Start of Block

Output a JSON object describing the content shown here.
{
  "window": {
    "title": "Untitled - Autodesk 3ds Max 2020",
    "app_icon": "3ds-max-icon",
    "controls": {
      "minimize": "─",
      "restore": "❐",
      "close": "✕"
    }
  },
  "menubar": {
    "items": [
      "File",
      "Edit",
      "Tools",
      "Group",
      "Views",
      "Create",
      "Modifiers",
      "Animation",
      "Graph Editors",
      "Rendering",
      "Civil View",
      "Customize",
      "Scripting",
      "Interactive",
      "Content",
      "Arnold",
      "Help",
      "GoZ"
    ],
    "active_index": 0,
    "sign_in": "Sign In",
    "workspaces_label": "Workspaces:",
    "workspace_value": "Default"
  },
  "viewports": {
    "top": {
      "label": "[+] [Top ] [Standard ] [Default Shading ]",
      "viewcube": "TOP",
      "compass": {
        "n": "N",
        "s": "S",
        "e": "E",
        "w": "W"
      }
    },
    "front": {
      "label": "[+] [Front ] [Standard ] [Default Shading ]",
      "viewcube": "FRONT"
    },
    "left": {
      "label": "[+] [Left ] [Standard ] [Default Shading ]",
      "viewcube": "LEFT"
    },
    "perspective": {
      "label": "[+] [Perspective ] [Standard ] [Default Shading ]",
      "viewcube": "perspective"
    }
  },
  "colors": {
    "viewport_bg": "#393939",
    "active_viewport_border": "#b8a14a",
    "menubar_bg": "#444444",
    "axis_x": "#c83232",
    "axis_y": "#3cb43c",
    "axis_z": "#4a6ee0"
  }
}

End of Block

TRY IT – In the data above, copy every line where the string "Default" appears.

RESULT OF THE TASK –
    "workspace_value": "Default"
      "label": "[+] [Top ] [Standard ] [Default Shading ]",
      "label": "[+] [Front ] [Standard ] [Default Shading ]",
      "label": "[+] [Left ] [Standard ] [Default Shading ]",
      "label": "[+] [Perspective ] [Standard ] [Default Shading ]",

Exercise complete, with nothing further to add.